(Dataset rows describing interfaces)
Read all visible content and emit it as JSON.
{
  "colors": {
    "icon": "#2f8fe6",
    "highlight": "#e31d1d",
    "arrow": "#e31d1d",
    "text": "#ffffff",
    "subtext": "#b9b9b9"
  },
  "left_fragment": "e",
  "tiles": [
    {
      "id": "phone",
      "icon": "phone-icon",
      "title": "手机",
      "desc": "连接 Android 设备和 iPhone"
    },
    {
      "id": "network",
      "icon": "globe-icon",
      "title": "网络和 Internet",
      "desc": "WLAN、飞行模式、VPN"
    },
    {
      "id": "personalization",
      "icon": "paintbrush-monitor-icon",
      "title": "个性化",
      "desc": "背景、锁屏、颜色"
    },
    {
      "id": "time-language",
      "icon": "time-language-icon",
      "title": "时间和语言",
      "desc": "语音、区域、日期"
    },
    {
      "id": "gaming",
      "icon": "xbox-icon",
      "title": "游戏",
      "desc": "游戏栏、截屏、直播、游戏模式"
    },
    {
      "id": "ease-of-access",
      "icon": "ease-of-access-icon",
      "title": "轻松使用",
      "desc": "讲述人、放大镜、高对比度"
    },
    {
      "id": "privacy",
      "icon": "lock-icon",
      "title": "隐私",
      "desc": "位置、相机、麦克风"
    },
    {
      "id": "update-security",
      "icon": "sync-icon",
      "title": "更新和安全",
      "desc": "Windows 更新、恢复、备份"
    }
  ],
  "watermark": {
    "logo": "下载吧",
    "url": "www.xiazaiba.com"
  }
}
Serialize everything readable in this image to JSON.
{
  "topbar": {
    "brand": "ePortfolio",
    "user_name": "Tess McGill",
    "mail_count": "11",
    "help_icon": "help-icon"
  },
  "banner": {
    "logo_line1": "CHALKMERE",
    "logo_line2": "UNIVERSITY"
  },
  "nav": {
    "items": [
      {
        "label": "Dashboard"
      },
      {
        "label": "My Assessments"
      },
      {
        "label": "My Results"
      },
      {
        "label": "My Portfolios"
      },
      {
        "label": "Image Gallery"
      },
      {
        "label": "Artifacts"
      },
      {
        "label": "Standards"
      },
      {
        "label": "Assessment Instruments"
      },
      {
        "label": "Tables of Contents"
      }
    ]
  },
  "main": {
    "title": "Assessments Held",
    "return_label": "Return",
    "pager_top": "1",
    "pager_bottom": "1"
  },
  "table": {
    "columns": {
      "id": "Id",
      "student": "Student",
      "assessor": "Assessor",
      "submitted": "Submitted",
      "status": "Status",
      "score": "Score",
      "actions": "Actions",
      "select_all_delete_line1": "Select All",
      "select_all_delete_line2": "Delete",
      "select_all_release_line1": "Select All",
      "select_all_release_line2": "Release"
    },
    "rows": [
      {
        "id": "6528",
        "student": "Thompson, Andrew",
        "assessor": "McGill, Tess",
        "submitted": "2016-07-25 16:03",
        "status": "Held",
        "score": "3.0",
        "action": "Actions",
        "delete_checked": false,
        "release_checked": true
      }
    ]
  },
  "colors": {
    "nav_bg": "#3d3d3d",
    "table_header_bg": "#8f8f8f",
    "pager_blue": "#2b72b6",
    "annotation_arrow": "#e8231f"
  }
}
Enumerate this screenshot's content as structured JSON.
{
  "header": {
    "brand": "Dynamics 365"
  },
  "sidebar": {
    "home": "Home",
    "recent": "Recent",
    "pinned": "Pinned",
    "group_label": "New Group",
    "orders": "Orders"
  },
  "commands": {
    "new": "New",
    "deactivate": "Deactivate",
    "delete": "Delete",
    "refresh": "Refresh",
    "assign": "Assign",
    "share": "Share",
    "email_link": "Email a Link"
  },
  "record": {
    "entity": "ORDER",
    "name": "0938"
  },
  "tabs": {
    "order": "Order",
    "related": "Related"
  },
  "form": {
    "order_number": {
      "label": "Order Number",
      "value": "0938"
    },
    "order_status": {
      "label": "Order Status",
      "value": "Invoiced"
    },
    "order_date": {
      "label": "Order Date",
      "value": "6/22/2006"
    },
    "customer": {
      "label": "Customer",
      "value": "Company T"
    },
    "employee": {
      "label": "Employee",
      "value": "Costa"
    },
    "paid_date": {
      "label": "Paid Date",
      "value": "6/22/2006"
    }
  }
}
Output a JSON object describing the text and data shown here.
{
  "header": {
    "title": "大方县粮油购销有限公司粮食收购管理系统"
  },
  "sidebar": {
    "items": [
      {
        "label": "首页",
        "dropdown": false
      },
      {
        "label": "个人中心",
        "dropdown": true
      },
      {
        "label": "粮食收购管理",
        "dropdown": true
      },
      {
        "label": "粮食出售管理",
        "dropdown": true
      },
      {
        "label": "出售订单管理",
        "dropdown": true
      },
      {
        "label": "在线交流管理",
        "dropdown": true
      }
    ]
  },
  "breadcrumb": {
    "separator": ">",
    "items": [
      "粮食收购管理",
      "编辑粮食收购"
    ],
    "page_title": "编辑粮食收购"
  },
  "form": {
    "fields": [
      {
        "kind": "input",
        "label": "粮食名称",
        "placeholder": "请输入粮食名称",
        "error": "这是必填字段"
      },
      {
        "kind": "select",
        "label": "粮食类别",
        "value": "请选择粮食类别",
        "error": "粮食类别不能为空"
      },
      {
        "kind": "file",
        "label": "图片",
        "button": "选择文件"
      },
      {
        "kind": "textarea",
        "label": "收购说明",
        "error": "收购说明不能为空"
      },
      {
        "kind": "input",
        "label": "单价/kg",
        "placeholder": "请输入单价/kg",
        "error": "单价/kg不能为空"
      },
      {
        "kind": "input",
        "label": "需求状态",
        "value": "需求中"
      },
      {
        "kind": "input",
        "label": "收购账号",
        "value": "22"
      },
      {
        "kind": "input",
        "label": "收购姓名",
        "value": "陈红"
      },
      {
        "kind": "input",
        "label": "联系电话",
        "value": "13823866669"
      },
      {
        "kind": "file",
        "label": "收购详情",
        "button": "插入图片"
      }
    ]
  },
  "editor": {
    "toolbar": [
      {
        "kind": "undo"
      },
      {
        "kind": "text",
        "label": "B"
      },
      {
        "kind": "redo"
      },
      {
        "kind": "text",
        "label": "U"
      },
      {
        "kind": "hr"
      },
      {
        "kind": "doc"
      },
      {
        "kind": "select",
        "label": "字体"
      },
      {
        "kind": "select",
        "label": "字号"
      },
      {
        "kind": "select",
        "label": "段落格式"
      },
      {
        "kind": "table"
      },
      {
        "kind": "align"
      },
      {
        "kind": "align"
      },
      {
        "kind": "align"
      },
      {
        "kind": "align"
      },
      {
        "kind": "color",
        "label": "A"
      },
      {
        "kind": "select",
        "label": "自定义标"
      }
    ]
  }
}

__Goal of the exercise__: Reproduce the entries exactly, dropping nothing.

__Task output__:
Read all visible content and emit it as JSON.
{
  "colors": {
    "icon": "#2f8fe6",
    "highlight": "#e31d1d",
    "arrow": "#e31d1d",
    "text": "#ffffff",
    "subtext": "#b9b9b9"
  },
  "left_fragment": "e",
  "tiles": [
    {
      "id": "phone",
      "icon": "phone-icon",
      "title": "手机",
      "desc": "连接 Android 设备和 iPhone"
    },
    {
      "id": "network",
      "icon": "globe-icon",
      "title": "网络和 Internet",
      "desc": "WLAN、飞行模式、VPN"
    },
    {
      "id": "personalization",
      "icon": "paintbrush-monitor-icon",
      "title": "个性化",
      "desc": "背景、锁屏、颜色"
    },
    {
      "id": "time-language",
      "icon": "time-language-icon",
      "title": "时间和语言",
      "desc": "语音、区域、日期"
    },
    {
      "id": "gaming",
      "icon": "xbox-icon",
      "title": "游戏",
      "desc": "游戏栏、截屏、直播、游戏模式"
    },
    {
      "id": "ease-of-access",
      "icon": "ease-of-access-icon",
      "title": "轻松使用",
      "desc": "讲述人、放大镜、高对比度"
    },
    {
      "id": "privacy",
      "icon": "lock-icon",
      "title": "隐私",
      "desc": "位置、相机、麦克风"
    },
    {
      "id": "update-security",
      "icon": "sync-icon",
      "title": "更新和安全",
      "desc": "Windows 更新、恢复、备份"
    }
  ],
  "watermark": {
    "logo": "下载吧",
    "url": "www.xiazaiba.com"
  }
}
Serialize everything readable in this image to JSON.
{
  "topbar": {
    "brand": "ePortfolio",
    "user_name": "Tess McGill",
    "mail_count": "11",
    "help_icon": "help-icon"
  },
  "banner": {
    "logo_line1": "CHALKMERE",
    "logo_line2": "UNIVERSITY"
  },
  "nav": {
    "items": [
      {
        "label": "Dashboard"
      },
      {
        "label": "My Assessments"
      },
      {
        "label": "My Results"
      },
      {
        "label": "My Portfolios"
      },
      {
        "label": "Image Gallery"
      },
      {
        "label": "Artifacts"
      },
      {
        "label": "Standards"
      },
      {
        "label": "Assessment Instruments"
      },
      {
        "label": "Tables of Contents"
      }
    ]
  },
  "main": {
    "title": "Assessments Held",
    "return_label": "Return",
    "pager_top": "1",
    "pager_bottom": "1"
  },
  "table": {
    "columns": {
      "id": "Id",
      "student": "Student",
      "assessor": "Assessor",
      "submitted": "Submitted",
      "status": "Status",
      "score": "Score",
      "actions": "Actions",
      "select_all_delete_line1": "Select All",
      "select_all_delete_line2": "Delete",
      "select_all_release_line1": "Select All",
      "select_all_release_line2": "Release"
    },
    "rows": [
      {
        "id": "6528",
        "student": "Thompson, Andrew",
        "assessor": "McGill, Tess",
        "submitted": "2016-07-25 16:03",
        "status": "Held",
        "score": "3.0",
        "action": "Actions",
        "delete_checked": false,
        "release_checked": true
      }
    ]
  },
  "colors": {
    "nav_bg": "#3d3d3d",
    "table_header_bg": "#8f8f8f",
    "pager_blue": "#2b72b6",
    "annotation_arrow": "#e8231f"
  }
}
Enumerate this screenshot's content as structured JSON.
{
  "header": {
    "brand": "Dynamics 365"
  },
  "sidebar": {
    "home": "Home",
    "recent": "Recent",
    "pinned": "Pinned",
    "group_label": "New Group",
    "orders": "Orders"
  },
  "commands": {
    "new": "New",
    "deactivate": "Deactivate",
    "delete": "Delete",
    "refresh": "Refresh",
    "assign": "Assign",
    "share": "Share",
    "email_link": "Email a Link"
  },
  "record": {
    "entity": "ORDER",
    "name": "0938"
  },
  "tabs": {
    "order": "Order",
    "related": "Related"
  },
  "form": {
    "order_number": {
      "label": "Order Number",
      "value": "0938"
    },
    "order_status": {
      "label": "Order Status",
      "value": "Invoiced"
    },
    "order_date": {
      "label": "Order Date",
      "value": "6/22/2006"
    },
    "customer": {
      "label": "Customer",
      "value": "Company T"
    },
    "employee": {
      "label": "Employee",
      "value": "Costa"
    },
    "paid_date": {
      "label": "Paid Date",
      "value": "6/22/2006"
    }
  }
}
Output a JSON object describing the text and data shown here.
{
  "header": {
    "title": "大方县粮油购销有限公司粮食收购管理系统"
  },
  "sidebar": {
    "items": [
      {
        "label": "首页",
        "dropdown": false
      },
      {
        "label": "个人中心",
        "dropdown": true
      },
      {
        "label": "粮食收购管理",
        "dropdown": true
      },
      {
        "label": "粮食出售管理",
        "dropdown": true
      },
      {
        "label": "出售订单管理",
        "dropdown": true
      },
      {
        "label": "在线交流管理",
        "dropdown": true
      }
    ]
  },
  "breadcrumb": {
    "separator": ">",
    "items": [
      "粮食收购管理",
      "编辑粮食收购"
    ],
    "page_title": "编辑粮食收购"
  },
  "form": {
    "fields": [
      {
        "kind": "input",
        "label": "粮食名称",
        "placeholder": "请输入粮食名称",
        "error": "这是必填字段"
      },
      {
        "kind": "select",
        "label": "粮食类别",
        "value": "请选择粮食类别",
        "error": "粮食类别不能为空"
      },
      {
        "kind": "file",
        "label": "图片",
        "button": "选择文件"
      },
      {
        "kind": "textarea",
        "label": "收购说明",
        "error": "收购说明不能为空"
      },
      {
        "kind": "input",
        "label": "单价/kg",
        "placeholder": "请输入单价/kg",
        "error": "单价/kg不能为空"
      },
      {
        "kind": "input",
        "label": "需求状态",
        "value": "需求中"
      },
      {
        "kind": "input",
        "label": "收购账号",
        "value": "22"
      },
      {
        "kind": "input",
        "label": "收购姓名",
        "value": "陈红"
      },
      {
        "kind": "input",
        "label": "联系电话",
        "value": "13823866669"
      },
      {
        "kind": "file",
        "label": "收购详情",
        "button": "插入图片"
      }
    ]
  },
  "editor": {
    "toolbar": [
      {
        "kind": "undo"
      },
      {
        "kind": "text",
        "label": "B"
      },
      {
        "kind": "redo"
      },
      {
        "kind": "text",
        "label": "U"
      },
      {
        "kind": "hr"
      },
      {
        "kind": "doc"
      },
      {
        "kind": "select",
        "label": "字体"
      },
      {
        "kind": "select",
        "label": "字号"
      },
      {
        "kind": "select",
        "label": "段落格式"
      },
      {
        "kind": "table"
      },
      {
        "kind": "align"
      },
      {
        "kind": "align"
      },
      {
        "kind": "align"
      },
      {
        "kind": "align"
      },
      {
        "kind": "color",
        "label": "A"
      },
      {
        "kind": "select",
        "label": "自定义标"
      }
    ]
  }
}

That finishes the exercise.